Composting is nature working as it should! Anything biodegradable will eventually break down, but the rate of decomposition depends on the conditions. Organic material compressed in a landfill may take tens or hundreds of years to decompose! Not only does this create greenhouse gas methane, it is a waste of our valuable resources.
Where to take Yard Trimmings
It is easy to start composting your kitchen scraps in your garden or vermicomposter, but what do you do with the big things like branches, wood waste, raked leaves, or grass clippings?
Many communities have curbside collection programs or drop-off sites for yard trimmings.
If you are landscaping, follow the principles of the US EPA’s GreenScapes Program. Greenscaping will save you money, reduce waste, conserve water and energy, and reduce the amount of greenhouse gas emissions.
In compost, microorganisms break down organic materials. There are five necessary elements required for composting: food, water, oxygen, surface area and volume.

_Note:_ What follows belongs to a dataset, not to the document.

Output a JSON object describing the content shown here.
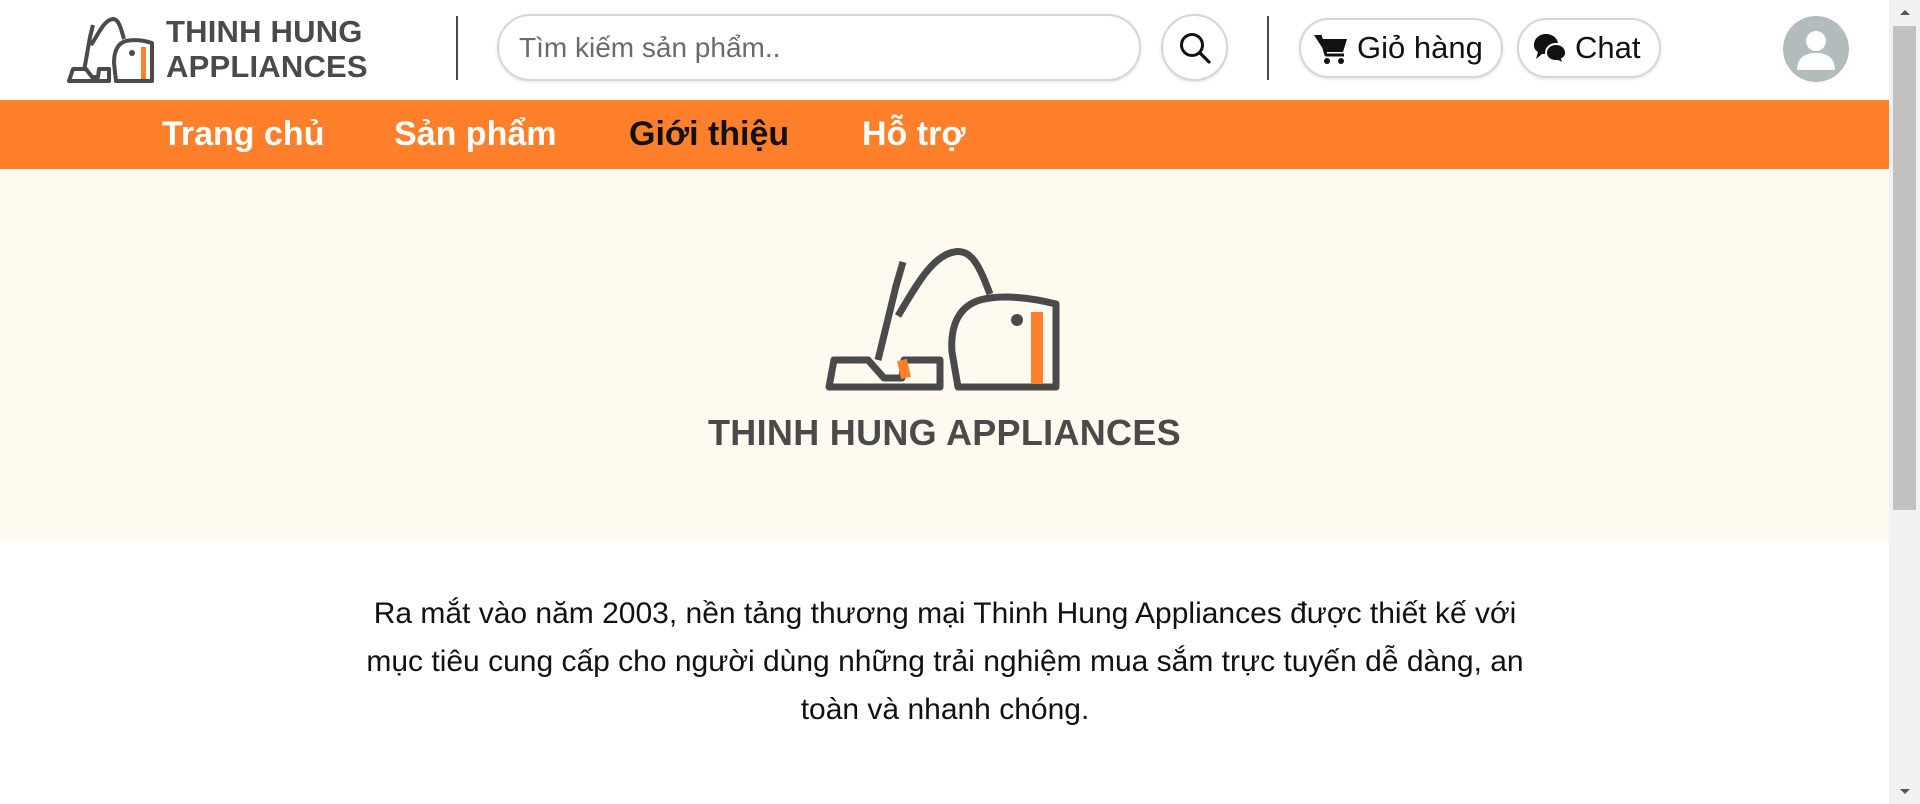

To build a pile, you should alternate between layers of green and brown materials. (Green materials include fruit and vegetable scraps, brown materials are things like leaves and brown grass) Each layer should be approximately two to six inches deep. Sprinkle the pile with water to obtain a proper moisture level. Next, throw a couple of shovels full of soil onto the pile. The soil will introduce soil organisms to your compost pile. If you want to, you can mix the pile after you have built it. Mixing every month or so is good practice to get into.

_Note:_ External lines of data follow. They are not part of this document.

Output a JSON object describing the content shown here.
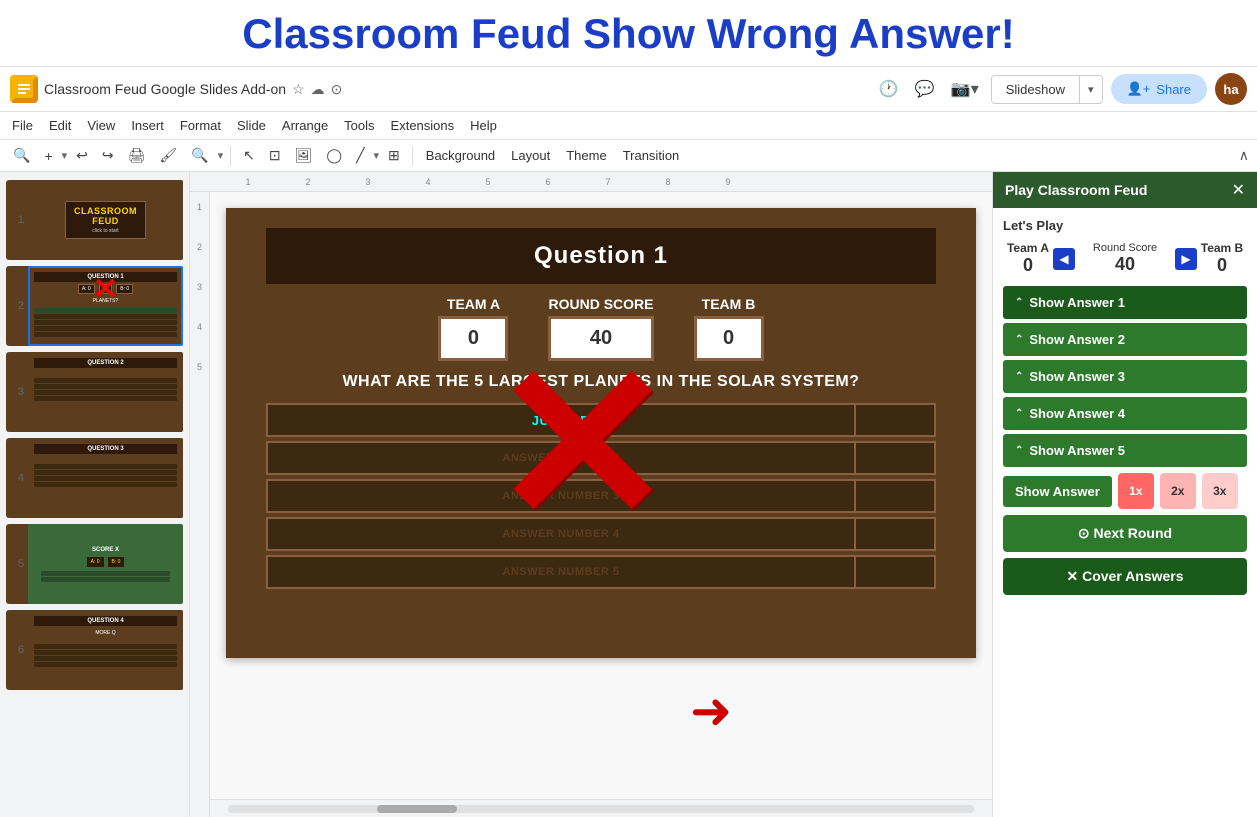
{
  "title": "Classroom Feud Show Wrong Answer!",
  "app": {
    "doc_title": "Classroom Feud Google Slides Add-on",
    "avatar": "ha"
  },
  "menu": {
    "file": "File",
    "edit": "Edit",
    "view": "View",
    "insert": "Insert",
    "format": "Format",
    "slide": "Slide",
    "arrange": "Arrange",
    "tools": "Tools",
    "extensions": "Extensions",
    "help": "Help"
  },
  "toolbar": {
    "background": "Background",
    "layout": "Layout",
    "theme": "Theme",
    "transition": "Transition",
    "slideshow": "Slideshow",
    "share": "Share"
  },
  "slide_panel": {
    "slides": [
      {
        "num": "1",
        "type": "title"
      },
      {
        "num": "2",
        "type": "question",
        "active": true
      },
      {
        "num": "3",
        "type": "question"
      },
      {
        "num": "4",
        "type": "question"
      },
      {
        "num": "5",
        "type": "results"
      },
      {
        "num": "6",
        "type": "question2"
      }
    ]
  },
  "main_slide": {
    "question_title": "Question 1",
    "team_a_label": "TEAM A",
    "round_score_label": "ROUND SCORE",
    "team_b_label": "TEAM B",
    "team_a_score": "0",
    "round_score": "40",
    "team_b_score": "0",
    "question_text": "What Are The 5 Largest Planets In The Solar System?",
    "answers": [
      {
        "label": "Jupiter",
        "score": "",
        "revealed": true
      },
      {
        "label": "Answer Number 2",
        "score": "",
        "revealed": false
      },
      {
        "label": "Answer Number 3",
        "score": "",
        "revealed": false
      },
      {
        "label": "Answer Number 4",
        "score": "",
        "revealed": false
      },
      {
        "label": "Answer Number 5",
        "score": "",
        "revealed": false
      }
    ]
  },
  "right_panel": {
    "title": "Play Classroom Feud",
    "lets_play": "Let's Play",
    "team_a_label": "Team A",
    "team_a_score": "0",
    "round_score_label": "Round Score",
    "round_score": "40",
    "team_b_label": "Team B",
    "team_b_score": "0",
    "answer_buttons": [
      {
        "label": "Show Answer 1",
        "id": "ans1"
      },
      {
        "label": "Show Answer 2",
        "id": "ans2"
      },
      {
        "label": "Show Answer 3",
        "id": "ans3"
      },
      {
        "label": "Show Answer 4",
        "id": "ans4"
      },
      {
        "label": "Show Answer 5",
        "id": "ans5"
      }
    ],
    "show_answer_label": "Show Answer",
    "multipliers": [
      "1x",
      "2x",
      "3x"
    ],
    "next_round_label": "⊙ Next Round",
    "cover_answers_label": "✕ Cover Answers"
  }
}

If you live in an apartment or work in an office where you do not have any yard space for a compost bin, you could try vermicomposting. Vermicomposting means composting with red wriggler worms. This type of composting can be done indoors.
Setting up a vermicompost is not too hard to do. All you need is a worm bin (it could be a plastic bin or wooden box with air holes punched in it). You should put a layer of bedding material, about a foot deep (such as newspaper, sawdust or mulched leaves) on the bottom of the worm box and keep the bedding material moist. You can then keep red wrigglers in your worm box. To feed your worms, set aside food wastes throughout the week and once or twice a week feed the worms.

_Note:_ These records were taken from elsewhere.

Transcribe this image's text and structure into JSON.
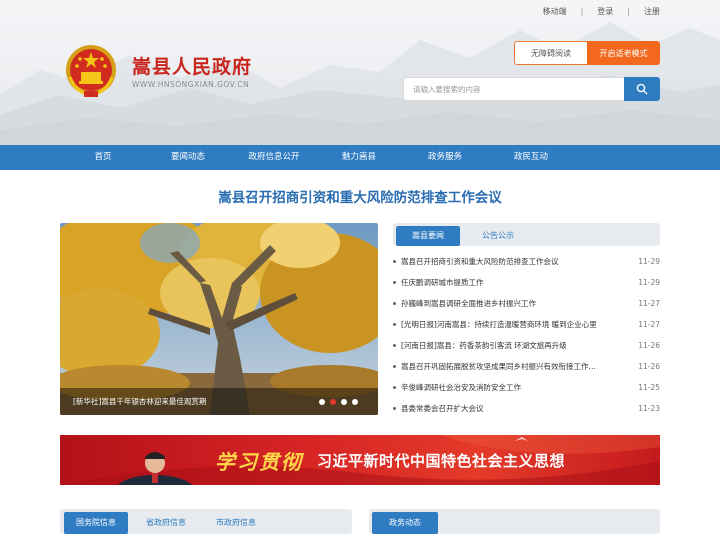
{
  "toplinks": {
    "mobile": "移动端",
    "login": "登录",
    "register": "注册",
    "sep": "|"
  },
  "site": {
    "title": "嵩县人民政府",
    "url": "WWW.HNSONGXIAN.GOV.CN"
  },
  "header_buttons": {
    "accessible": "无障碍阅读",
    "elder_mode": "开启适老模式"
  },
  "search": {
    "placeholder": "请输入要搜索的内容"
  },
  "nav": [
    "首页",
    "要闻动态",
    "政府信息公开",
    "魅力嵩县",
    "政务服务",
    "政民互动"
  ],
  "headline": "嵩县召开招商引资和重大风险防范排查工作会议",
  "slider": {
    "caption": "[新华社]嵩县千年银杏林迎来最佳观赏期",
    "dot_count": 4,
    "active_dot": 1
  },
  "news_tabs": [
    "嵩县要闻",
    "公告公示"
  ],
  "news": [
    {
      "title": "嵩县召开招商引资和重大风险防范排查工作会议",
      "date": "11-29"
    },
    {
      "title": "任庆鹏调研城市提质工作",
      "date": "11-29"
    },
    {
      "title": "孙巍峰到嵩县调研全面推进乡村振兴工作",
      "date": "11-27"
    },
    {
      "title": "[光明日报]河南嵩县：持续打造温暖营商环境 暖到企业心里",
      "date": "11-27"
    },
    {
      "title": "[河南日报]嵩县：药香茶韵引客流 环湖文旅再升级",
      "date": "11-26"
    },
    {
      "title": "嵩县召开巩固拓展脱贫攻坚成果同乡村振兴有效衔接工作…",
      "date": "11-26"
    },
    {
      "title": "辛俊峰调研社会治安及消防安全工作",
      "date": "11-25"
    },
    {
      "title": "县委常委会召开扩大会议",
      "date": "11-23"
    }
  ],
  "banner": {
    "calligraphy": "学习贯彻",
    "slogan": "习近平新时代中国特色社会主义思想"
  },
  "bottom_tabs_left": [
    "国务院信息",
    "省政府信息",
    "市政府信息"
  ],
  "bottom_tabs_right": [
    "政务动态"
  ],
  "colors": {
    "brand_blue": "#2f7cc2",
    "brand_red": "#c9261d",
    "orange": "#f2691d"
  }
}
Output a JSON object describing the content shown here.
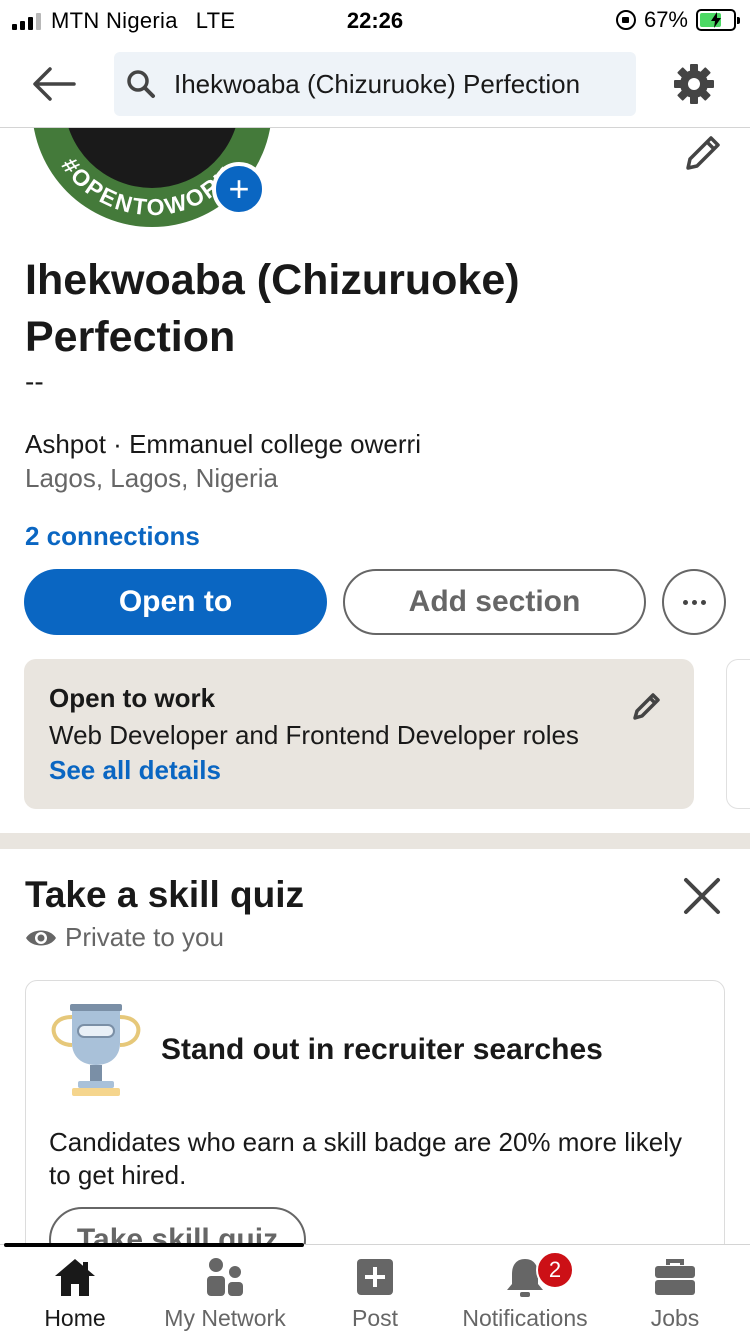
{
  "status_bar": {
    "carrier": "MTN Nigeria",
    "network": "LTE",
    "time": "22:26",
    "battery": "67%",
    "battery_level": 0.67
  },
  "top_nav": {
    "back_icon": "back-arrow-icon",
    "search_text": "Ihekwoaba (Chizuruoke) Perfection",
    "settings_icon": "gear-icon"
  },
  "profile": {
    "badge_text": "#OPENTOWORK",
    "name": "Ihekwoaba (Chizuruoke) Perfection",
    "headline": "--",
    "company": "Ashpot",
    "education": "Emmanuel college owerri",
    "separator": " · ",
    "location": "Lagos, Lagos, Nigeria",
    "connections": "2 connections"
  },
  "actions": {
    "open_to": "Open to",
    "add_section": "Add section",
    "more_icon": "ellipsis-icon"
  },
  "open_to_work": {
    "title": "Open to work",
    "description": "Web Developer and Frontend Developer roles",
    "link": "See all details"
  },
  "skill_quiz": {
    "title": "Take a skill quiz",
    "privacy": "Private to you",
    "card_headline": "Stand out in recruiter searches",
    "card_body": "Candidates who earn a skill badge are 20% more likely to get hired.",
    "button": "Take skill quiz"
  },
  "bottom_nav": {
    "items": [
      {
        "label": "Home",
        "icon": "home-icon",
        "active": true
      },
      {
        "label": "My Network",
        "icon": "network-icon",
        "active": false
      },
      {
        "label": "Post",
        "icon": "post-icon",
        "active": false
      },
      {
        "label": "Notifications",
        "icon": "bell-icon",
        "active": false,
        "badge": "2"
      },
      {
        "label": "Jobs",
        "icon": "briefcase-icon",
        "active": false
      }
    ]
  },
  "colors": {
    "brand_blue": "#0a66c2",
    "otw_green": "#447a3a",
    "card_bg": "#e9e5df",
    "badge_red": "#cc1016"
  }
}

What should I do if I would like to start a community composting program?
There are many steps to starting a community compost program, such as choosing a location for the pile, determining who will be responsible for maintaining the site, and how you will let residents in your community know about the site. You will want to be sure to begin by contacting the appropriate people in your community that can help you make those kinds of decisions.
Promoting home composting is a great addition to existing community composting programs and will help gain public support for new organics programs. A mindful composting community will be more likely to support a larger scale project and sort materials properly, leading to a decrease in contamination and an increase in participation.
What can you compost?
Here is a list of things you can compost11
Do not put these in your compost bin/pile:
Give Food Residuals New Life
What is humus?
What happens after we put our organic material into the compost bin? After you have successfully set up your composting site, you can leave the micro organisms to break down these materials that you put into the bin. Humus is the end product of composting and is one of the richest soil amendments around. Applying compost on or in the soil adds organic matter rich in nutrients. Plants, grass, shrubs, flowers, and vegetable gardens will all benefit from compost's ability to improve soil quality and increase fertility.
You have to be careful not to use your humus on your garden until the breakdown process has finished. If you apply humus too early, it could cause stress to your plants. Your compost is finished when you can not recognize the original contents and the compost is not generating much heat. Finished compost will be dark with an earthy smell.
You can use humus to fertilize your garden rather than buying chemical fertilizers. You will be providing the plants with rich nutrients and can save yourself money. Your compost will not only reduce the amount of waste that reaches the landfill but it will improve your soils and your growing conditions.